GIVEN ENTRIES: Begin

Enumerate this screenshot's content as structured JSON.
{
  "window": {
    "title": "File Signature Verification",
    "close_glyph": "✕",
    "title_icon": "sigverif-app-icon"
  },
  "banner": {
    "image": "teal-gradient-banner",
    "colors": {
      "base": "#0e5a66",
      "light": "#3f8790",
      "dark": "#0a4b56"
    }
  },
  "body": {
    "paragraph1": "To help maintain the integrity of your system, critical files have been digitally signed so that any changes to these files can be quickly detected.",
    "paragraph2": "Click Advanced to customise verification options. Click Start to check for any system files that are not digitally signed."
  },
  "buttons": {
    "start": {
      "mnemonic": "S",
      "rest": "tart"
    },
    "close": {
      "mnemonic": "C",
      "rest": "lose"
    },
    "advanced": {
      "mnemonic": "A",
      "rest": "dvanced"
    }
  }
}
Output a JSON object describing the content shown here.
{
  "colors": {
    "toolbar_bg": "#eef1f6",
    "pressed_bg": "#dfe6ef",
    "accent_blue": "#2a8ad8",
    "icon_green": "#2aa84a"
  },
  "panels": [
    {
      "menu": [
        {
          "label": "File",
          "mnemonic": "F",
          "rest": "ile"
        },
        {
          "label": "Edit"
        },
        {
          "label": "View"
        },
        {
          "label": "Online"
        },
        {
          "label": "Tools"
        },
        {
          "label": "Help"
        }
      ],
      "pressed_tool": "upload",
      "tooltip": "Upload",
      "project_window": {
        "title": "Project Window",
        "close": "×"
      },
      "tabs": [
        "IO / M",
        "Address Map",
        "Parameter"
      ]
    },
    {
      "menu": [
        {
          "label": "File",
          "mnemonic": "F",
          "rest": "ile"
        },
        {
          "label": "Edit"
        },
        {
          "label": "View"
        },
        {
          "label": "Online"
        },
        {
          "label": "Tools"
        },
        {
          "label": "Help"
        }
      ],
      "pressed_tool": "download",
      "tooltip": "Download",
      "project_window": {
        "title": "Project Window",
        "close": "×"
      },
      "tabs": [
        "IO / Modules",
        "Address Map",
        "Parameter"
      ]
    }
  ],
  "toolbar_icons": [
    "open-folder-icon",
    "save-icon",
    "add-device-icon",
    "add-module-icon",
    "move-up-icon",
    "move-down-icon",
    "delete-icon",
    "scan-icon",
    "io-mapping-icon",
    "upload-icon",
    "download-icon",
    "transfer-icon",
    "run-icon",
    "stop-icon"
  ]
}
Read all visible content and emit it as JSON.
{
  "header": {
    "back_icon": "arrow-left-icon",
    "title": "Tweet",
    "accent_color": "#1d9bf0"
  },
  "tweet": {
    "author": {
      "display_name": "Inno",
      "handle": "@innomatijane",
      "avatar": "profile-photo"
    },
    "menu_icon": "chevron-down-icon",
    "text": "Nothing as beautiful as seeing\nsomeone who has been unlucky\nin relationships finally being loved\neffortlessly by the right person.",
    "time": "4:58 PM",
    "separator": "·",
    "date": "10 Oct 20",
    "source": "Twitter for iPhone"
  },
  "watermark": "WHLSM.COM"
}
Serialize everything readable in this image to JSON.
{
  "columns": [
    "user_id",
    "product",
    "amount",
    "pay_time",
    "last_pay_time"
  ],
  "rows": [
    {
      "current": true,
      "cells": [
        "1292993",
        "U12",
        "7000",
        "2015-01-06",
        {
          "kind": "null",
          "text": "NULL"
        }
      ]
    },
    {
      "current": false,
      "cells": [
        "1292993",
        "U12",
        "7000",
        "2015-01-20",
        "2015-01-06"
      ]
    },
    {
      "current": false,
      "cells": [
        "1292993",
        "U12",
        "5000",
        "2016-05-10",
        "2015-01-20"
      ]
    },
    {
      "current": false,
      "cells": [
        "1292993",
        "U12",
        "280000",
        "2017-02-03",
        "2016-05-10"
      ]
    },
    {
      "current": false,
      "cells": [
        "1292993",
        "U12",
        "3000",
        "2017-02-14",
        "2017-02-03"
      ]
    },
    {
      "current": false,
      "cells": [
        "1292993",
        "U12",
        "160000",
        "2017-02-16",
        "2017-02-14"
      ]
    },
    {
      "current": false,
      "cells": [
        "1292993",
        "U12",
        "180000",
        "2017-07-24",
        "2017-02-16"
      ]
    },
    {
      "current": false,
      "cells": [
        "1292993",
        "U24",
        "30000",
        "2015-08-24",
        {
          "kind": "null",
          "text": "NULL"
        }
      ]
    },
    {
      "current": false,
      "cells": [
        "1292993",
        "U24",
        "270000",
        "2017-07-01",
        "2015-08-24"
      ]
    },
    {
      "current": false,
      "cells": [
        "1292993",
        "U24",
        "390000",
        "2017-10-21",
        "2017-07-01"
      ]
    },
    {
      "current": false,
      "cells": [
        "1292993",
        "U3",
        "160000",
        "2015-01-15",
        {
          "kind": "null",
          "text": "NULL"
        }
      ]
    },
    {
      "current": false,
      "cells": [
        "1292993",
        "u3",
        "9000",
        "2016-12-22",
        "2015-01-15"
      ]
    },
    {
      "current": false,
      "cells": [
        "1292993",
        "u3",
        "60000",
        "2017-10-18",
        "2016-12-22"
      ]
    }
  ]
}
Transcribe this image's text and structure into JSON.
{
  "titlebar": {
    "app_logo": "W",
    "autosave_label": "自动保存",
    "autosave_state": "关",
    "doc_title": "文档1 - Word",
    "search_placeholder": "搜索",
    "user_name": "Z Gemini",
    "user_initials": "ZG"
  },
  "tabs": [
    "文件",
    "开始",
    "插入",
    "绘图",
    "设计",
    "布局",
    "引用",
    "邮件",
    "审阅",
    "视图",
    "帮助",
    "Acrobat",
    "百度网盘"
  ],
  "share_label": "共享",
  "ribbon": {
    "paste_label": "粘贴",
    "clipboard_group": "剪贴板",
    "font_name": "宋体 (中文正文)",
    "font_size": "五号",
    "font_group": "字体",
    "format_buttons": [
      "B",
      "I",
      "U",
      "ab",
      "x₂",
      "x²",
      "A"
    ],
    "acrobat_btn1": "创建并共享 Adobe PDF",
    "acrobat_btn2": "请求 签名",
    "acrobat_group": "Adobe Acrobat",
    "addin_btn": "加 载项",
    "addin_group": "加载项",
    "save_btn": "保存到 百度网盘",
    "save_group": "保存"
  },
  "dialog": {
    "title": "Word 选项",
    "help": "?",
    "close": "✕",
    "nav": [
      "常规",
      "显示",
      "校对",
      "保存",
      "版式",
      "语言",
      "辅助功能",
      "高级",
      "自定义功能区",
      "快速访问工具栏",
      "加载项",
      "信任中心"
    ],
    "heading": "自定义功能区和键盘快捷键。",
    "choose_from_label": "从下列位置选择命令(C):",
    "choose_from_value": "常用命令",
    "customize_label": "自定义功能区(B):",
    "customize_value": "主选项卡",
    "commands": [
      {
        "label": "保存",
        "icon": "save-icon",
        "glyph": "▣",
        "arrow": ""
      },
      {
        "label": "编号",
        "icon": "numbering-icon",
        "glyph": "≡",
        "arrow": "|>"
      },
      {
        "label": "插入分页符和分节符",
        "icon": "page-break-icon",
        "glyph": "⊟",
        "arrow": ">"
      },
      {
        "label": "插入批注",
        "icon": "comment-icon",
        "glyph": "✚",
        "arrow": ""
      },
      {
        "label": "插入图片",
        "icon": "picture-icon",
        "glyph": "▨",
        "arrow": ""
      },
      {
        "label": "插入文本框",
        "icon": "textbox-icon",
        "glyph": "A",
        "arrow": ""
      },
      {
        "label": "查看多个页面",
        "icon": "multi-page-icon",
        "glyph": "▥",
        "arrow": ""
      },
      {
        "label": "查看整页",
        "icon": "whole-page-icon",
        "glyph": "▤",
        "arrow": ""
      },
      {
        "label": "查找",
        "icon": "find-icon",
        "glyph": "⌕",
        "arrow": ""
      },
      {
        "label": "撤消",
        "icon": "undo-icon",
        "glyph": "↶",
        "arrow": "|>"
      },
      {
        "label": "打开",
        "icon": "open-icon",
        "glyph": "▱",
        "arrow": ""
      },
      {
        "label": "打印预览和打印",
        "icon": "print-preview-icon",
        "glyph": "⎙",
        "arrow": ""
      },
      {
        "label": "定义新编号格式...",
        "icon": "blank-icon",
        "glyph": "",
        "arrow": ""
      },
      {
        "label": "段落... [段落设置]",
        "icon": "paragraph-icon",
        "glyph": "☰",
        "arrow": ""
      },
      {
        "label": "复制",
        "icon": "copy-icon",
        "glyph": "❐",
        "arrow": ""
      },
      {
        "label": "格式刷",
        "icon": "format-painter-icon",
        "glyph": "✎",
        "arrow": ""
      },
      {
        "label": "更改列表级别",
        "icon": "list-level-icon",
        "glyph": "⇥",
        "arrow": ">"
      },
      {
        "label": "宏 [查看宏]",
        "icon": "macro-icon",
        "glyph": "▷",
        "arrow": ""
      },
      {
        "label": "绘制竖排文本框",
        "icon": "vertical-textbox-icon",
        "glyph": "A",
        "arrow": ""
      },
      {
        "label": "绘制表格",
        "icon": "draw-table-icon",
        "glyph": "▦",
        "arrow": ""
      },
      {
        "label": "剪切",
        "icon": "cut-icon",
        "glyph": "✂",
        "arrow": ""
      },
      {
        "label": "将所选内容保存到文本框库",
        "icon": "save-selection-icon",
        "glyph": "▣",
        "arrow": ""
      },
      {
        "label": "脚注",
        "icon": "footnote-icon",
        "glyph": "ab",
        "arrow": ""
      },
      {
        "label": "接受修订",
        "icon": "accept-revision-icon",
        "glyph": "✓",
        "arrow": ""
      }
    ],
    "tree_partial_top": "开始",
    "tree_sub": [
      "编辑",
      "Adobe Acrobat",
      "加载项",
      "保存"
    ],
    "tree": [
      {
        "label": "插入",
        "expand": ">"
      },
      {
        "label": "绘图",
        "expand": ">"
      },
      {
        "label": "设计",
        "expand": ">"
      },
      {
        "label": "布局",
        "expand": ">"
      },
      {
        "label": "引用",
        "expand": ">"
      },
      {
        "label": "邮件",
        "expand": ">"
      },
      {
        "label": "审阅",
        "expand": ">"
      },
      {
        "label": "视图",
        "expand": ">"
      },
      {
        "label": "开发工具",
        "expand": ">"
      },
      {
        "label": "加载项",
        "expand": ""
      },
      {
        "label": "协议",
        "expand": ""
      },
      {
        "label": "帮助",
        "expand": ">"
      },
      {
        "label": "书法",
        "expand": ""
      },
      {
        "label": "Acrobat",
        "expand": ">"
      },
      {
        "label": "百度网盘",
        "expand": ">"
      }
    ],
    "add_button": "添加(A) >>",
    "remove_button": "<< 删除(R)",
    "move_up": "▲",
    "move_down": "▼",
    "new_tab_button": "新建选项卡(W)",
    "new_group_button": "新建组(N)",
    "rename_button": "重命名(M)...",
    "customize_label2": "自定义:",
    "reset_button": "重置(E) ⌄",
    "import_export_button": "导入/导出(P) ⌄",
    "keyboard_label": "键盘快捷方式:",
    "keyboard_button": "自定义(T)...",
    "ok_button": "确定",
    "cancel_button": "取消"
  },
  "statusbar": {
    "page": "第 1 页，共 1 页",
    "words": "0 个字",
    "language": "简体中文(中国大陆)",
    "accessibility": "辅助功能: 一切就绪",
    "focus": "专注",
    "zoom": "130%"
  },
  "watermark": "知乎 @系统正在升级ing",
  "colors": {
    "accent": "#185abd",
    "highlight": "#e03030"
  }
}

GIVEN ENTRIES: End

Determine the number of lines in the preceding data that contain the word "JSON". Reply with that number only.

§ TASK SOLUTION
5